Data excerpts:
* * * * * * *
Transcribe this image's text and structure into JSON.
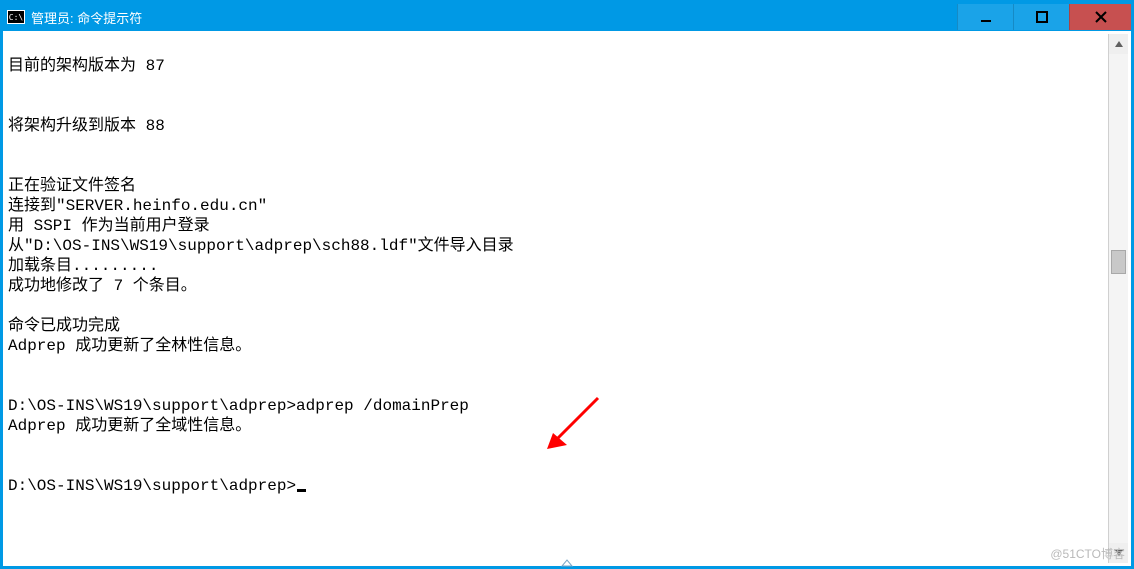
{
  "window": {
    "icon_label": "C:\\",
    "title": "管理员: 命令提示符"
  },
  "console": {
    "lines": [
      "",
      "目前的架构版本为 87",
      "",
      "",
      "将架构升级到版本 88",
      "",
      "",
      "正在验证文件签名",
      "连接到\"SERVER.heinfo.edu.cn\"",
      "用 SSPI 作为当前用户登录",
      "从\"D:\\OS-INS\\WS19\\support\\adprep\\sch88.ldf\"文件导入目录",
      "加载条目.........",
      "成功地修改了 7 个条目。",
      "",
      "命令已成功完成",
      "Adprep 成功更新了全林性信息。",
      "",
      "",
      "D:\\OS-INS\\WS19\\support\\adprep>adprep /domainPrep",
      "Adprep 成功更新了全域性信息。",
      "",
      "",
      "D:\\OS-INS\\WS19\\support\\adprep>"
    ],
    "prompt_has_cursor": true
  },
  "annotation": {
    "arrow_color": "#ff0000"
  },
  "watermark": "@51CTO博客"
}
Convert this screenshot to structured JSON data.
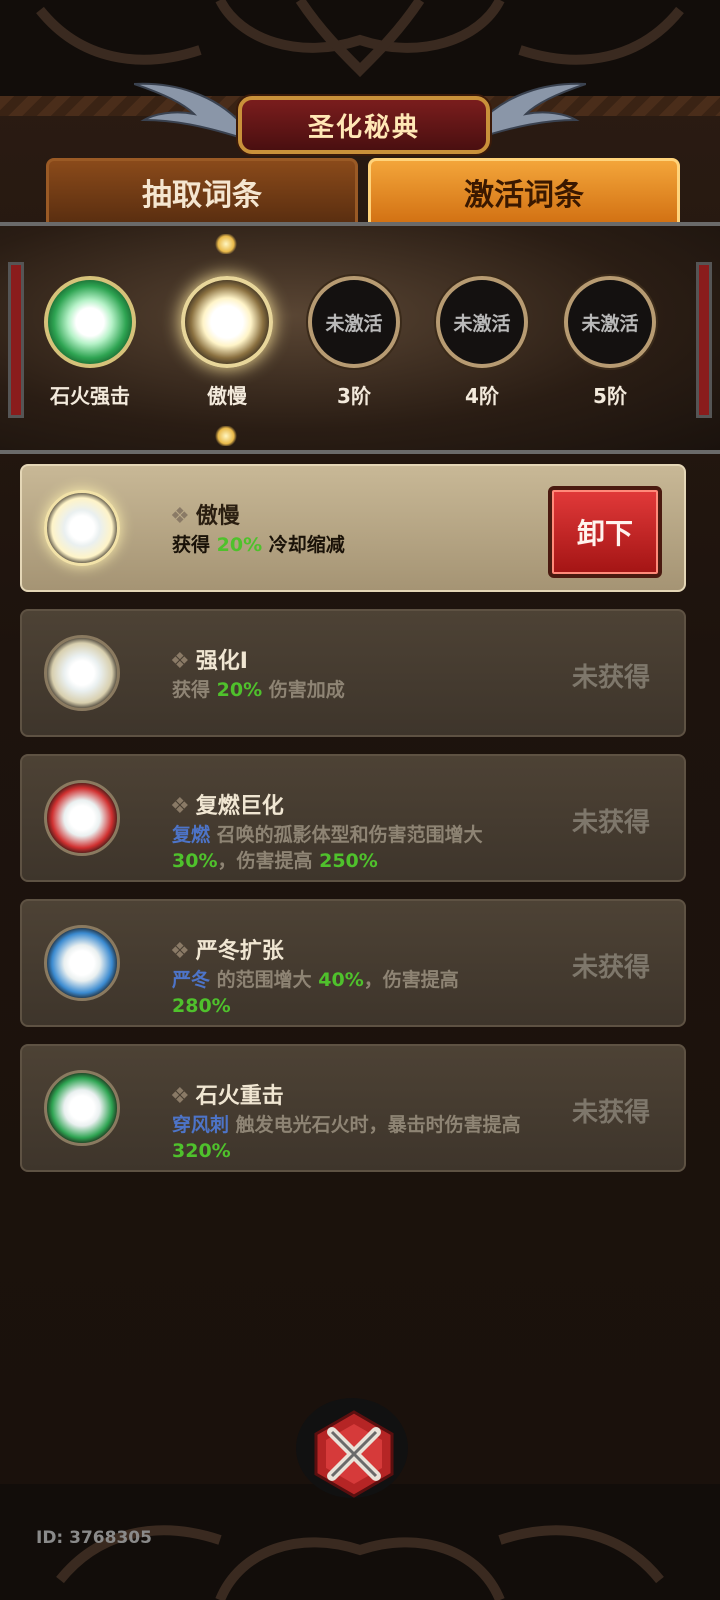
{
  "title": "圣化秘典",
  "tabs": {
    "draw": "抽取词条",
    "activate": "激活词条"
  },
  "slots": [
    {
      "label": "石火强击",
      "ring_text": "",
      "state": "green"
    },
    {
      "label": "傲慢",
      "ring_text": "",
      "state": "gold"
    },
    {
      "label": "3阶",
      "ring_text": "未激活",
      "state": "empty"
    },
    {
      "label": "4阶",
      "ring_text": "未激活",
      "state": "empty"
    },
    {
      "label": "5阶",
      "ring_text": "未激活",
      "state": "empty"
    }
  ],
  "entries": [
    {
      "name": "傲慢",
      "desc": [
        {
          "t": "获得 "
        },
        {
          "t": "20%",
          "c": "g"
        },
        {
          "t": " 冷却缩减"
        }
      ],
      "status": "",
      "button": "卸下",
      "orb_color": "#fff4c8",
      "active": true
    },
    {
      "name": "强化I",
      "desc": [
        {
          "t": "获得 "
        },
        {
          "t": "20%",
          "c": "g"
        },
        {
          "t": " 伤害加成"
        }
      ],
      "status": "未获得",
      "orb_color": "#d8cfae",
      "active": false
    },
    {
      "name": "复燃巨化",
      "desc": [
        {
          "t": "复燃",
          "c": "b"
        },
        {
          "t": " 召唤的孤影体型和伤害范围增大 "
        },
        {
          "t": "30%",
          "c": "g"
        },
        {
          "t": "，伤害提高 "
        },
        {
          "t": "250%",
          "c": "g"
        }
      ],
      "status": "未获得",
      "orb_color": "#d03030",
      "active": false
    },
    {
      "name": "严冬扩张",
      "desc": [
        {
          "t": "严冬",
          "c": "b"
        },
        {
          "t": " 的范围增大 "
        },
        {
          "t": "40%",
          "c": "g"
        },
        {
          "t": "，伤害提高 "
        },
        {
          "t": "280%",
          "c": "g"
        }
      ],
      "status": "未获得",
      "orb_color": "#3a8ad0",
      "active": false
    },
    {
      "name": "石火重击",
      "desc": [
        {
          "t": "穿风刺",
          "c": "b"
        },
        {
          "t": " 触发电光石火时，暴击时伤害提高 "
        },
        {
          "t": "320%",
          "c": "g"
        }
      ],
      "status": "未获得",
      "orb_color": "#2ea452",
      "active": false
    }
  ],
  "user_id": "ID: 3768305"
}
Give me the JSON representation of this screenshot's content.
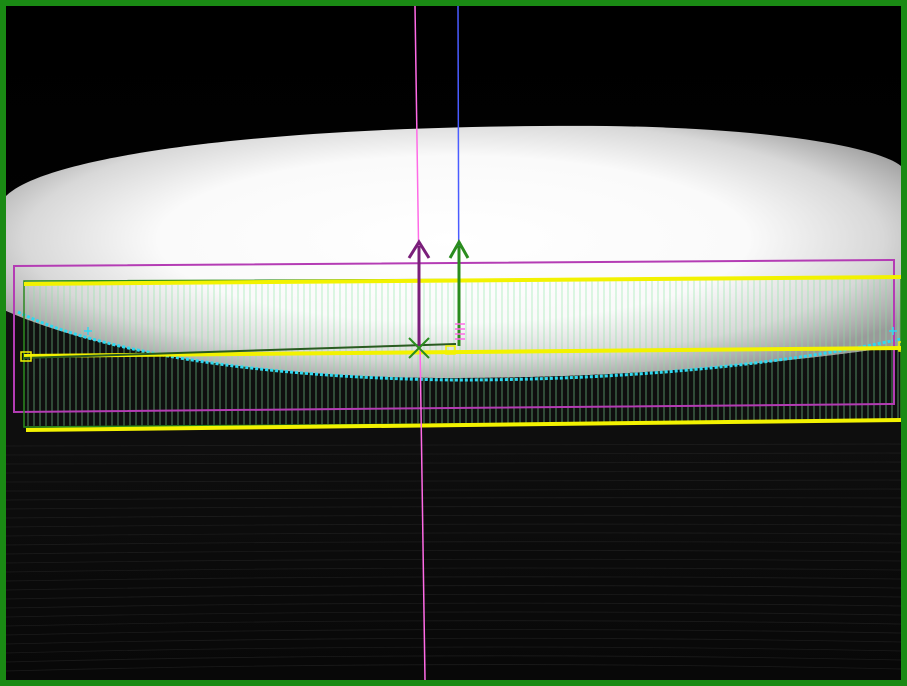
{
  "viewer": {
    "frame_color": "#1a8a14"
  },
  "overlay_colors": {
    "magenta": "#b43cb4",
    "dark_magenta": "#7a1f7a",
    "green": "#2a8c1e",
    "blue": "#4a5cff",
    "pink": "#ff6ae6",
    "yellow": "#f2f200",
    "cyan": "#2fd8f0",
    "tick_green": "#86e7a0"
  },
  "icons": {
    "up_arrow": "up-arrow-icon",
    "edge_point": "x-mark-icon",
    "handle": "square-handle-icon"
  }
}
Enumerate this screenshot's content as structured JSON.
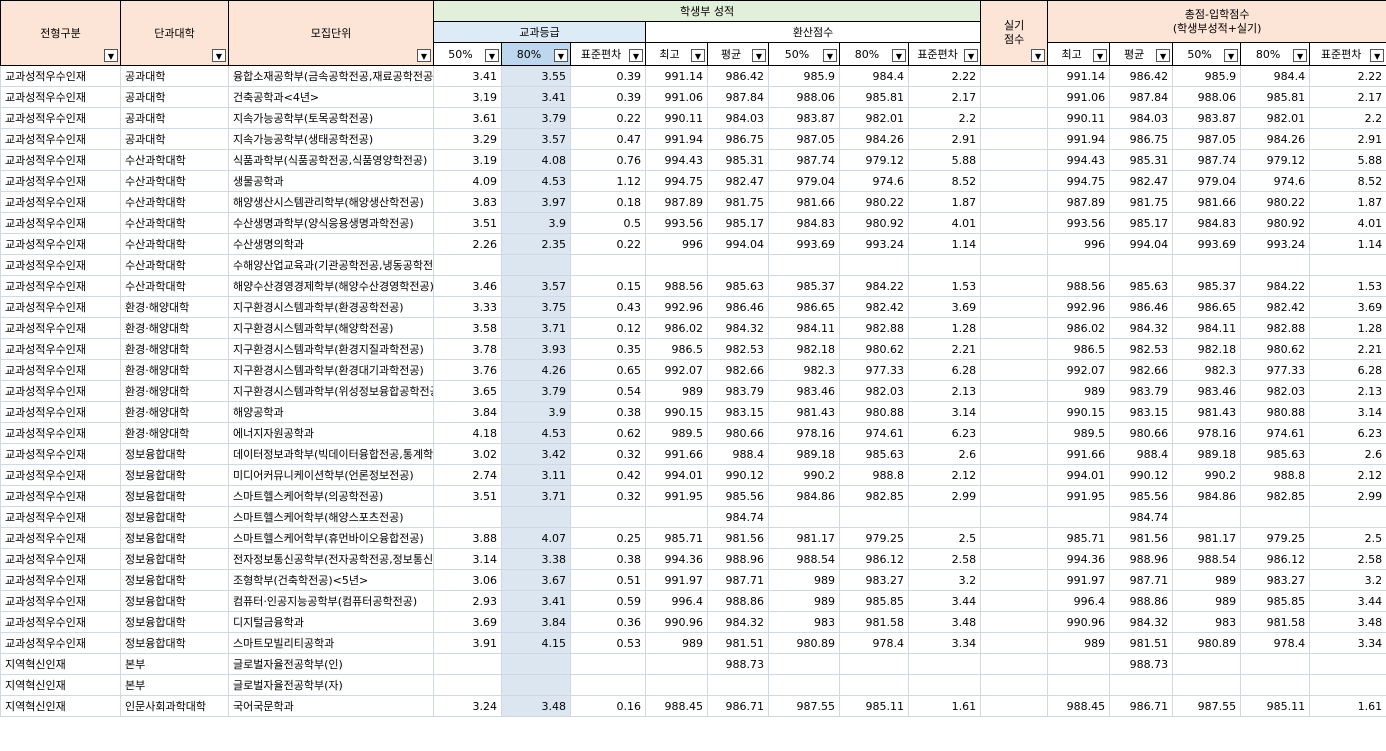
{
  "headers": {
    "type": "전형구분",
    "college": "단과대학",
    "unit": "모집단위",
    "record": "학생부 성적",
    "grade": "교과등급",
    "converted": "환산점수",
    "practical_line1": "실기",
    "practical_line2": "점수",
    "total_line1": "총점-입학점수",
    "total_line2": "(학생부성적+실기)",
    "filter_icon": "▼",
    "grade_cols": [
      "50%",
      "80%",
      "표준편차"
    ],
    "conv_cols": [
      "최고",
      "평균",
      "50%",
      "80%",
      "표준편차"
    ],
    "total_cols": [
      "최고",
      "평균",
      "50%",
      "80%",
      "표준편차"
    ]
  },
  "rows": [
    [
      "교과성적우수인재",
      "공과대학",
      "융합소재공학부(금속공학전공,재료공학전공)",
      "3.41",
      "3.55",
      "0.39",
      "991.14",
      "986.42",
      "985.9",
      "984.4",
      "2.22",
      "",
      "991.14",
      "986.42",
      "985.9",
      "984.4",
      "2.22"
    ],
    [
      "교과성적우수인재",
      "공과대학",
      "건축공학과<4년>",
      "3.19",
      "3.41",
      "0.39",
      "991.06",
      "987.84",
      "988.06",
      "985.81",
      "2.17",
      "",
      "991.06",
      "987.84",
      "988.06",
      "985.81",
      "2.17"
    ],
    [
      "교과성적우수인재",
      "공과대학",
      "지속가능공학부(토목공학전공)",
      "3.61",
      "3.79",
      "0.22",
      "990.11",
      "984.03",
      "983.87",
      "982.01",
      "2.2",
      "",
      "990.11",
      "984.03",
      "983.87",
      "982.01",
      "2.2"
    ],
    [
      "교과성적우수인재",
      "공과대학",
      "지속가능공학부(생태공학전공)",
      "3.29",
      "3.57",
      "0.47",
      "991.94",
      "986.75",
      "987.05",
      "984.26",
      "2.91",
      "",
      "991.94",
      "986.75",
      "987.05",
      "984.26",
      "2.91"
    ],
    [
      "교과성적우수인재",
      "수산과학대학",
      "식품과학부(식품공학전공,식품영양학전공)",
      "3.19",
      "4.08",
      "0.76",
      "994.43",
      "985.31",
      "987.74",
      "979.12",
      "5.88",
      "",
      "994.43",
      "985.31",
      "987.74",
      "979.12",
      "5.88"
    ],
    [
      "교과성적우수인재",
      "수산과학대학",
      "생물공학과",
      "4.09",
      "4.53",
      "1.12",
      "994.75",
      "982.47",
      "979.04",
      "974.6",
      "8.52",
      "",
      "994.75",
      "982.47",
      "979.04",
      "974.6",
      "8.52"
    ],
    [
      "교과성적우수인재",
      "수산과학대학",
      "해양생산시스템관리학부(해양생산학전공)",
      "3.83",
      "3.97",
      "0.18",
      "987.89",
      "981.75",
      "981.66",
      "980.22",
      "1.87",
      "",
      "987.89",
      "981.75",
      "981.66",
      "980.22",
      "1.87"
    ],
    [
      "교과성적우수인재",
      "수산과학대학",
      "수산생명과학부(양식응용생명과학전공)",
      "3.51",
      "3.9",
      "0.5",
      "993.56",
      "985.17",
      "984.83",
      "980.92",
      "4.01",
      "",
      "993.56",
      "985.17",
      "984.83",
      "980.92",
      "4.01"
    ],
    [
      "교과성적우수인재",
      "수산과학대학",
      "수산생명의학과",
      "2.26",
      "2.35",
      "0.22",
      "996",
      "994.04",
      "993.69",
      "993.24",
      "1.14",
      "",
      "996",
      "994.04",
      "993.69",
      "993.24",
      "1.14"
    ],
    [
      "교과성적우수인재",
      "수산과학대학",
      "수해양산업교육과(기관공학전공,냉동공학전공)",
      "",
      "",
      "",
      "",
      "",
      "",
      "",
      "",
      "",
      "",
      "",
      "",
      "",
      ""
    ],
    [
      "교과성적우수인재",
      "수산과학대학",
      "해양수산경영경제학부(해양수산경영학전공)",
      "3.46",
      "3.57",
      "0.15",
      "988.56",
      "985.63",
      "985.37",
      "984.22",
      "1.53",
      "",
      "988.56",
      "985.63",
      "985.37",
      "984.22",
      "1.53"
    ],
    [
      "교과성적우수인재",
      "환경·해양대학",
      "지구환경시스템과학부(환경공학전공)",
      "3.33",
      "3.75",
      "0.43",
      "992.96",
      "986.46",
      "986.65",
      "982.42",
      "3.69",
      "",
      "992.96",
      "986.46",
      "986.65",
      "982.42",
      "3.69"
    ],
    [
      "교과성적우수인재",
      "환경·해양대학",
      "지구환경시스템과학부(해양학전공)",
      "3.58",
      "3.71",
      "0.12",
      "986.02",
      "984.32",
      "984.11",
      "982.88",
      "1.28",
      "",
      "986.02",
      "984.32",
      "984.11",
      "982.88",
      "1.28"
    ],
    [
      "교과성적우수인재",
      "환경·해양대학",
      "지구환경시스템과학부(환경지질과학전공)",
      "3.78",
      "3.93",
      "0.35",
      "986.5",
      "982.53",
      "982.18",
      "980.62",
      "2.21",
      "",
      "986.5",
      "982.53",
      "982.18",
      "980.62",
      "2.21"
    ],
    [
      "교과성적우수인재",
      "환경·해양대학",
      "지구환경시스템과학부(환경대기과학전공)",
      "3.76",
      "4.26",
      "0.65",
      "992.07",
      "982.66",
      "982.3",
      "977.33",
      "6.28",
      "",
      "992.07",
      "982.66",
      "982.3",
      "977.33",
      "6.28"
    ],
    [
      "교과성적우수인재",
      "환경·해양대학",
      "지구환경시스템과학부(위성정보융합공학전공)",
      "3.65",
      "3.79",
      "0.54",
      "989",
      "983.79",
      "983.46",
      "982.03",
      "2.13",
      "",
      "989",
      "983.79",
      "983.46",
      "982.03",
      "2.13"
    ],
    [
      "교과성적우수인재",
      "환경·해양대학",
      "해양공학과",
      "3.84",
      "3.9",
      "0.38",
      "990.15",
      "983.15",
      "981.43",
      "980.88",
      "3.14",
      "",
      "990.15",
      "983.15",
      "981.43",
      "980.88",
      "3.14"
    ],
    [
      "교과성적우수인재",
      "환경·해양대학",
      "에너지자원공학과",
      "4.18",
      "4.53",
      "0.62",
      "989.5",
      "980.66",
      "978.16",
      "974.61",
      "6.23",
      "",
      "989.5",
      "980.66",
      "978.16",
      "974.61",
      "6.23"
    ],
    [
      "교과성적우수인재",
      "정보융합대학",
      "데이터정보과학부(빅데이터융합전공,통계학전공)",
      "3.02",
      "3.42",
      "0.32",
      "991.66",
      "988.4",
      "989.18",
      "985.63",
      "2.6",
      "",
      "991.66",
      "988.4",
      "989.18",
      "985.63",
      "2.6"
    ],
    [
      "교과성적우수인재",
      "정보융합대학",
      "미디어커뮤니케이션학부(언론정보전공)",
      "2.74",
      "3.11",
      "0.42",
      "994.01",
      "990.12",
      "990.2",
      "988.8",
      "2.12",
      "",
      "994.01",
      "990.12",
      "990.2",
      "988.8",
      "2.12"
    ],
    [
      "교과성적우수인재",
      "정보융합대학",
      "스마트헬스케어학부(의공학전공)",
      "3.51",
      "3.71",
      "0.32",
      "991.95",
      "985.56",
      "984.86",
      "982.85",
      "2.99",
      "",
      "991.95",
      "985.56",
      "984.86",
      "982.85",
      "2.99"
    ],
    [
      "교과성적우수인재",
      "정보융합대학",
      "스마트헬스케어학부(해양스포츠전공)",
      "",
      "",
      "",
      "",
      "984.74",
      "",
      "",
      "",
      "",
      "",
      "984.74",
      "",
      "",
      ""
    ],
    [
      "교과성적우수인재",
      "정보융합대학",
      "스마트헬스케어학부(휴먼바이오융합전공)",
      "3.88",
      "4.07",
      "0.25",
      "985.71",
      "981.56",
      "981.17",
      "979.25",
      "2.5",
      "",
      "985.71",
      "981.56",
      "981.17",
      "979.25",
      "2.5"
    ],
    [
      "교과성적우수인재",
      "정보융합대학",
      "전자정보통신공학부(전자공학전공,정보통신공학전공)",
      "3.14",
      "3.38",
      "0.38",
      "994.36",
      "988.96",
      "988.54",
      "986.12",
      "2.58",
      "",
      "994.36",
      "988.96",
      "988.54",
      "986.12",
      "2.58"
    ],
    [
      "교과성적우수인재",
      "정보융합대학",
      "조형학부(건축학전공)<5년>",
      "3.06",
      "3.67",
      "0.51",
      "991.97",
      "987.71",
      "989",
      "983.27",
      "3.2",
      "",
      "991.97",
      "987.71",
      "989",
      "983.27",
      "3.2"
    ],
    [
      "교과성적우수인재",
      "정보융합대학",
      "컴퓨터·인공지능공학부(컴퓨터공학전공)",
      "2.93",
      "3.41",
      "0.59",
      "996.4",
      "988.86",
      "989",
      "985.85",
      "3.44",
      "",
      "996.4",
      "988.86",
      "989",
      "985.85",
      "3.44"
    ],
    [
      "교과성적우수인재",
      "정보융합대학",
      "디지털금융학과",
      "3.69",
      "3.84",
      "0.36",
      "990.96",
      "984.32",
      "983",
      "981.58",
      "3.48",
      "",
      "990.96",
      "984.32",
      "983",
      "981.58",
      "3.48"
    ],
    [
      "교과성적우수인재",
      "정보융합대학",
      "스마트모빌리티공학과",
      "3.91",
      "4.15",
      "0.53",
      "989",
      "981.51",
      "980.89",
      "978.4",
      "3.34",
      "",
      "989",
      "981.51",
      "980.89",
      "978.4",
      "3.34"
    ],
    [
      "지역혁신인재",
      "본부",
      "글로벌자율전공학부(인)",
      "",
      "",
      "",
      "",
      "988.73",
      "",
      "",
      "",
      "",
      "",
      "988.73",
      "",
      "",
      ""
    ],
    [
      "지역혁신인재",
      "본부",
      "글로벌자율전공학부(자)",
      "",
      "",
      "",
      "",
      "",
      "",
      "",
      "",
      "",
      "",
      "",
      "",
      "",
      ""
    ],
    [
      "지역혁신인재",
      "인문사회과학대학",
      "국어국문학과",
      "3.24",
      "3.48",
      "0.16",
      "988.45",
      "986.71",
      "987.55",
      "985.11",
      "1.61",
      "",
      "988.45",
      "986.71",
      "987.55",
      "985.11",
      "1.61"
    ]
  ]
}
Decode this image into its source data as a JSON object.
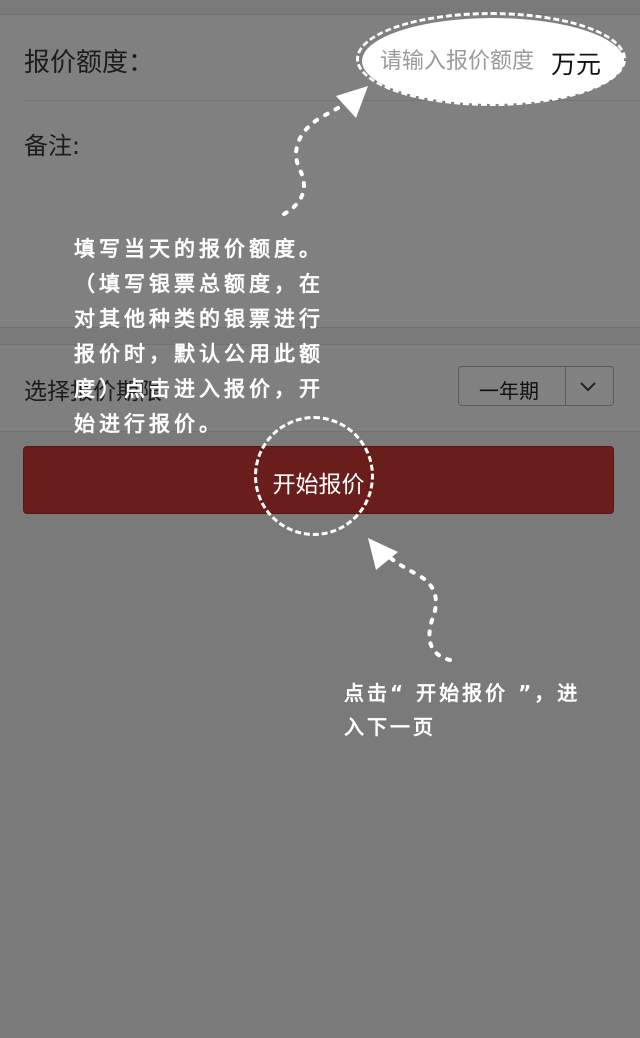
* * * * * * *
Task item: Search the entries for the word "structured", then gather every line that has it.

Result of the task:
Convert this screenshot to structured JSON data.
Enumerate this screenshot's content as structured JSON.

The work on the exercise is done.